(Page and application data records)
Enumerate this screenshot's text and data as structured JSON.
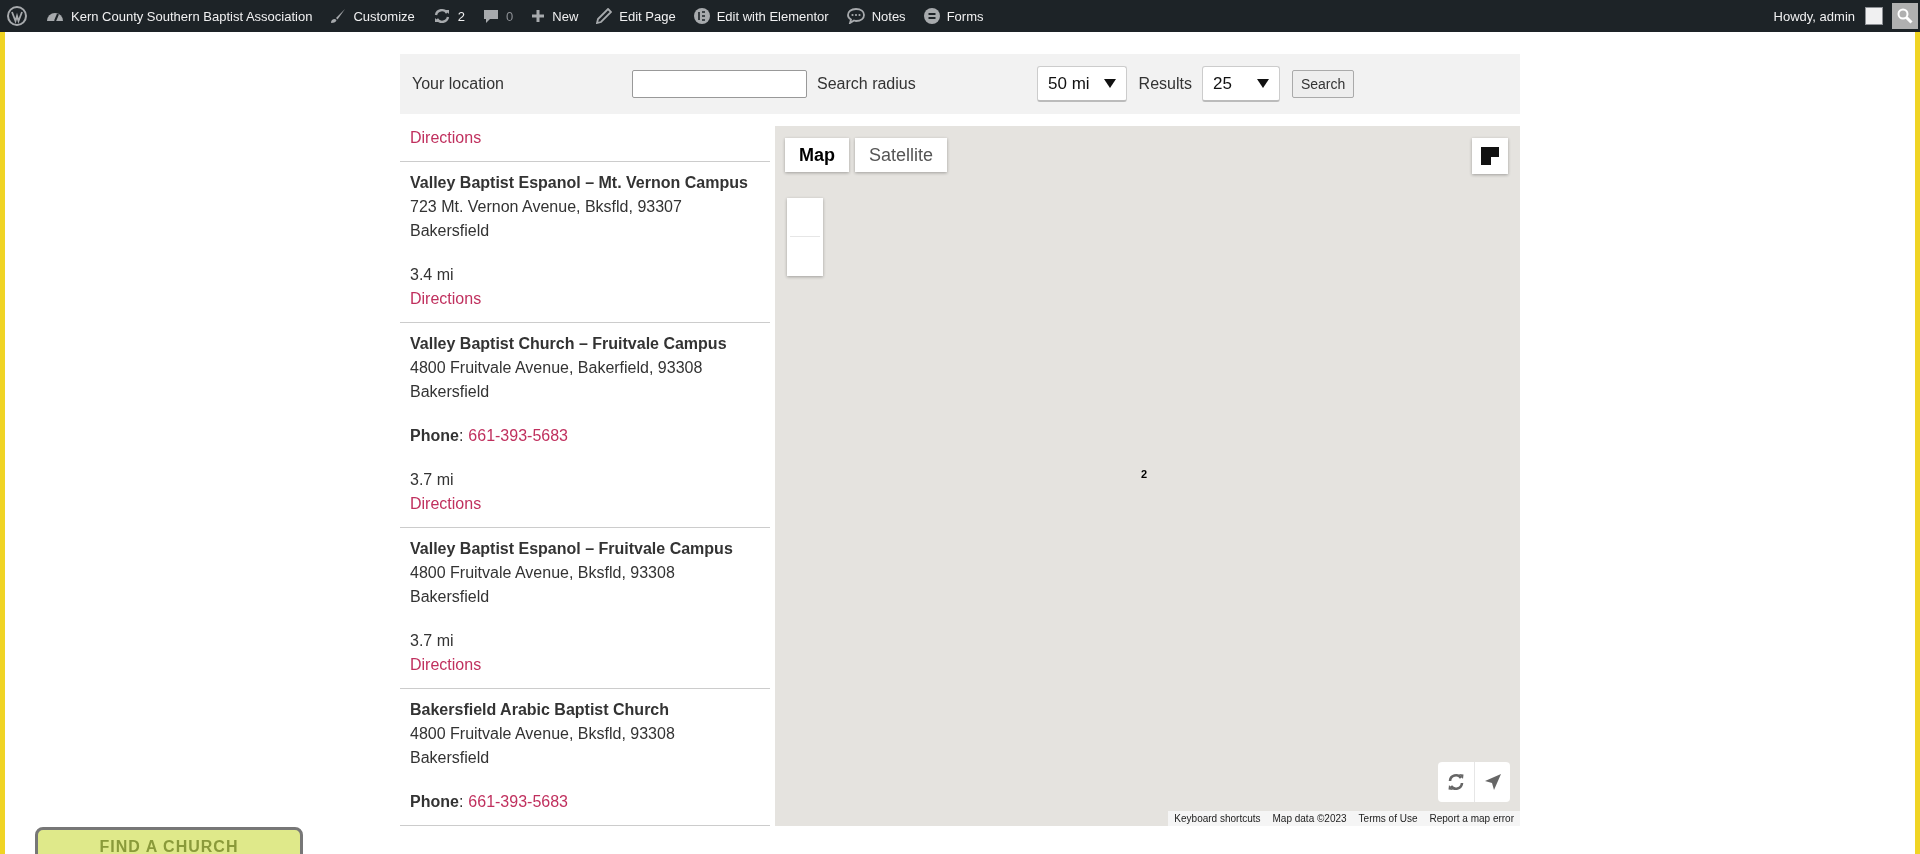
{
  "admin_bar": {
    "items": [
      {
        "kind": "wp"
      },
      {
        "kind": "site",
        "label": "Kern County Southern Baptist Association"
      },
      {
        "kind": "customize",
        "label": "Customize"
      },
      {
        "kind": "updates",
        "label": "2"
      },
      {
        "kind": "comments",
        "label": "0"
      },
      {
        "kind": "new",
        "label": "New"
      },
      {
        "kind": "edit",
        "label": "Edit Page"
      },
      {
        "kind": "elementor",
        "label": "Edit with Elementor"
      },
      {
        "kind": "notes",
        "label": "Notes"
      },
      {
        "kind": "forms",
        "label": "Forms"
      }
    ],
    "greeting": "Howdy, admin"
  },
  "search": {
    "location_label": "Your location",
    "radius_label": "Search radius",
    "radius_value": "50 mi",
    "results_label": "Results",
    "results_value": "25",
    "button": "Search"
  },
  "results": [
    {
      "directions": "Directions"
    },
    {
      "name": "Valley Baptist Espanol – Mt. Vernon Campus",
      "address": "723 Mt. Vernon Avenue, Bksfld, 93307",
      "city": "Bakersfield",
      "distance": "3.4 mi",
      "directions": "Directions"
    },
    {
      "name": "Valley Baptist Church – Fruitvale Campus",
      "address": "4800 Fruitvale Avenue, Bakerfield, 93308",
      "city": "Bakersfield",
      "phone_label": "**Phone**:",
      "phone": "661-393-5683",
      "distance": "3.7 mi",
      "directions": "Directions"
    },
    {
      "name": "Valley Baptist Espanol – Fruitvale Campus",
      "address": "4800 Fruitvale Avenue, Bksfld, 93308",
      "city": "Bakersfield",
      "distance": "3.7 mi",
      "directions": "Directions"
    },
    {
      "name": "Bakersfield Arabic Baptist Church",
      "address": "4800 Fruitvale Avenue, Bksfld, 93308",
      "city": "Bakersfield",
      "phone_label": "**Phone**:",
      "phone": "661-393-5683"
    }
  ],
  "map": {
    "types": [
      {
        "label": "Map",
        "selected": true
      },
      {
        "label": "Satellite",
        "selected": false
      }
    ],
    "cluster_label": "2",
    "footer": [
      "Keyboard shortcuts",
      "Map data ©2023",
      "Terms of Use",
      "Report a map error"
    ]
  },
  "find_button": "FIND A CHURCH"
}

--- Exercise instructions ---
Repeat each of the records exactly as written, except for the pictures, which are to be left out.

--- Answer ---
Enumerate this screenshot's text and data as structured JSON.
{
  "admin_bar": {
    "items": [
      {
        "kind": "wp"
      },
      {
        "kind": "site",
        "label": "Kern County Southern Baptist Association"
      },
      {
        "kind": "customize",
        "label": "Customize"
      },
      {
        "kind": "updates",
        "label": "2"
      },
      {
        "kind": "comments",
        "label": "0"
      },
      {
        "kind": "new",
        "label": "New"
      },
      {
        "kind": "edit",
        "label": "Edit Page"
      },
      {
        "kind": "elementor",
        "label": "Edit with Elementor"
      },
      {
        "kind": "notes",
        "label": "Notes"
      },
      {
        "kind": "forms",
        "label": "Forms"
      }
    ],
    "greeting": "Howdy, admin"
  },
  "search": {
    "location_label": "Your location",
    "radius_label": "Search radius",
    "radius_value": "50 mi",
    "results_label": "Results",
    "results_value": "25",
    "button": "Search"
  },
  "results": [
    {
      "directions": "Directions"
    },
    {
      "name": "Valley Baptist Espanol – Mt. Vernon Campus",
      "address": "723 Mt. Vernon Avenue, Bksfld, 93307",
      "city": "Bakersfield",
      "distance": "3.4 mi",
      "directions": "Directions"
    },
    {
      "name": "Valley Baptist Church – Fruitvale Campus",
      "address": "4800 Fruitvale Avenue, Bakerfield, 93308",
      "city": "Bakersfield",
      "phone_label": "**Phone**:",
      "phone": "661-393-5683",
      "distance": "3.7 mi",
      "directions": "Directions"
    },
    {
      "name": "Valley Baptist Espanol – Fruitvale Campus",
      "address": "4800 Fruitvale Avenue, Bksfld, 93308",
      "city": "Bakersfield",
      "distance": "3.7 mi",
      "directions": "Directions"
    },
    {
      "name": "Bakersfield Arabic Baptist Church",
      "address": "4800 Fruitvale Avenue, Bksfld, 93308",
      "city": "Bakersfield",
      "phone_label": "**Phone**:",
      "phone": "661-393-5683"
    }
  ],
  "map": {
    "types": [
      {
        "label": "Map",
        "selected": true
      },
      {
        "label": "Satellite",
        "selected": false
      }
    ],
    "cluster_label": "2",
    "footer": [
      "Keyboard shortcuts",
      "Map data ©2023",
      "Terms of Use",
      "Report a map error"
    ]
  },
  "find_button": "FIND A CHURCH"
}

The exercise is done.